[NEW YORK] Designer Kate Spade, one of the biggest names in American fashion especially known for her sleek handbags, was found dead on Tuesday in her New York apartment after committing suicide. She was 55.
A police spokeswoman confirmed Spade had killed herself but told AFP the exact circumstances of her death were not yet clear.
A source close to the investigation said she hanged herself in her Park Avenue apartment and left a suicide note.
Spade's family said in a statement that they were "devastated by today's tragedy" and would "miss her terribly," asking for privacy. She is survived by her husband and teenage daughter.
Tributes to Spade poured in from celebrities, the fashion world and everyday women who admired her quintessential American style, which had a sophisticated yet playful vibe.
The Council of Fashion Designers of America hailed Spade's work.
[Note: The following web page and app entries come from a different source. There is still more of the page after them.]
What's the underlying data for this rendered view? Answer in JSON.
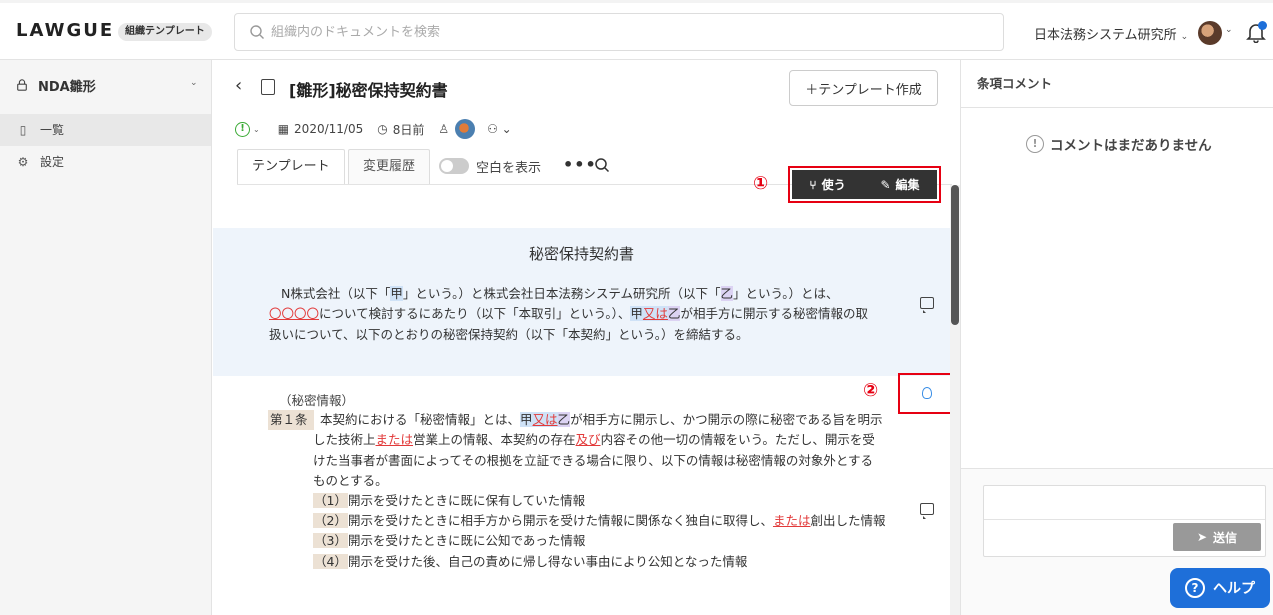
{
  "header": {
    "logo": "LAWGUE",
    "org_badge": "組織テンプレート",
    "search_placeholder": "組織内のドキュメントを検索",
    "org_name": "日本法務システム研究所",
    "accent_color": "#1e6fd9"
  },
  "sidebar": {
    "title": "NDA雛形",
    "items": [
      {
        "label": "一覧",
        "icon": "book-icon",
        "active": true
      },
      {
        "label": "設定",
        "icon": "gear-icon",
        "active": false
      }
    ]
  },
  "document": {
    "title": "[雛形]秘密保持契約書",
    "create_template_label": "＋テンプレート作成",
    "date": "2020/11/05",
    "relative_time": "8日前",
    "tabs": [
      {
        "label": "テンプレート",
        "active": true
      },
      {
        "label": "変更履歴",
        "active": false
      }
    ],
    "toggle_label": "空白を表示",
    "more_label": "•••",
    "use_label": "使う",
    "edit_label": "編集",
    "annotation_1": "①",
    "annotation_2": "②",
    "contract_title": "秘密保持契約書",
    "intro": {
      "l1_a": "N株式会社（以下「",
      "l1_kou": "甲",
      "l1_b": "」という。）と株式会社日本法務システム研究所（以下「",
      "l1_otsu": "乙",
      "l1_c": "」という。）とは、",
      "l2_a": "〇〇〇〇",
      "l2_b": "について検討するにあたり（以下「本取引」という。）、",
      "l2_kou": "甲",
      "l2_mata": "又は",
      "l2_otsu": "乙",
      "l2_c": "が相手方に開示する秘密情報の取",
      "l3": "扱いについて、以下のとおりの秘密保持契約（以下「本契約」という。）を締結する。"
    },
    "article1": {
      "heading": "（秘密情報）",
      "label": "第１条",
      "l1_a": "本契約における「秘密情報」とは、",
      "l1_kou": "甲",
      "l1_mata": "又は",
      "l1_otsu": "乙",
      "l1_b": "が相手方に開示し、かつ開示の際に秘密である旨を明示",
      "l2_a": "した技術上",
      "l2_mataha": "または",
      "l2_b": "営業上の情報、本契約の存在",
      "l2_oyobi": "及び",
      "l2_c": "内容その他一切の情報をいう。ただし、開示を受",
      "l3": "けた当事者が書面によってその根拠を立証できる場合に限り、以下の情報は秘密情報の対象外とする",
      "l4": "ものとする。",
      "items": [
        {
          "num": "（1）",
          "text": "開示を受けたときに既に保有していた情報"
        },
        {
          "num": "（2）",
          "text_a": "開示を受けたときに相手方から開示を受けた情報に関係なく独自に取得し、",
          "text_red": "または",
          "text_b": "創出した情報"
        },
        {
          "num": "（3）",
          "text": "開示を受けたときに既に公知であった情報"
        },
        {
          "num": "（4）",
          "text": "開示を受けた後、自己の責めに帰し得ない事由により公知となった情報"
        }
      ]
    }
  },
  "right_panel": {
    "title": "条項コメント",
    "empty_message": "コメントはまだありません",
    "send_label": "送信",
    "help_label": "ヘルプ"
  }
}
"She was a great talent who had an immeasurable impact on American fashion and the way the world viewed American accessories," said a statement from CFDA board chairman Diane von Furstenberg and CEO Steven Kolb.
Spade - a Missouri native who first worked as a journalist, including a stint as accessories editor at Mademoiselle magazine - launched her eponymous fashion label in 1993 with her husband Andy and the help of outside investors.
Her cheerful use of bright colours and prints proved a hit with career women.
The brand, initially sold in several New York stores, opened its flagship in the city's Soho neighborhood in 1996.
Her designs represented the New York aesthetic - a mix of modern and classic. It was so associated with the city that she eventually added its name to her label, Kate Spade New York.
Her most famous handbag was the "Sam" - a black mid-size rectangular bag. Generally, her handbags were stylish but not ostentatious. The "Sam" was relaunched this year by the label in new prints and colours.
Beyond the label's signature handbags, Spade was also known for shoes. It later branched into ready-to-wear, after she had left the company.
MANY CHANGES AT LABEL
In 1999, Spade ceded a majority stake in her company to high-end department store chain Neiman Marcus for US$34 million. NM then sold the label to textiles giant Liz Claiborne.
Spade then sold the last of her shares in the company in the mid-2000s for another US$59 million, and was no longer directly associated with the management of the company bearing her name.
In 2017, Coach (now Tapestry) bought the Kate Spade label, the last remnant of Liz Claiborne, in a deal worth US$2.4 billion.
Over the years, the label had blossomed into a full lifestyle brand with more than 300 stores worldwide and sales of US$1.38 billion in 2016.
The company offered its condolences, calling Spade a "visionary," and saying: "We honour all the beauty she brought into this world."
In the past few years, Spade - born Katherine Brosnahan - had launched a new accessories label, Frances Valentine.
Former first daughter Chelsea Clinton was among the many offering condolences to Spade's family on Twitter.
"My grandmother gave me my first Kate Spade bag when I was in college. I still have it. Holding Kate's family, friends and loved ones in my heart," Ms Clinton said.
Actress Lena Dunham said: "Kate Spade was more than a designer. She had a quirky visual language that captivated Bat Mitzvah girls and artists alike.
"She was also a staple of NYC who spread good will. My heart breaks for her family. Thank you, Kate, from one of the millions you made feel beautiful."
Several admirers like Ivanka Trump highlighted the importance of suicide helplines and seeing the signs of depression.
"Kate Spade's tragic passing is a painful reminder that we never truly know another's pain or the burden they carry. If you are struggling with depression and contemplating suicide, please, please seek help," Ms Trump tweeted.
Robert Dicker, a psychiatrist and associate director at the Zucker Hillside Hospital in New York, told AFP that celebrity suicides were often followed by an uptick in attempts.
"We want to be sure that people understand that there is help that is available," Dr Dicker said.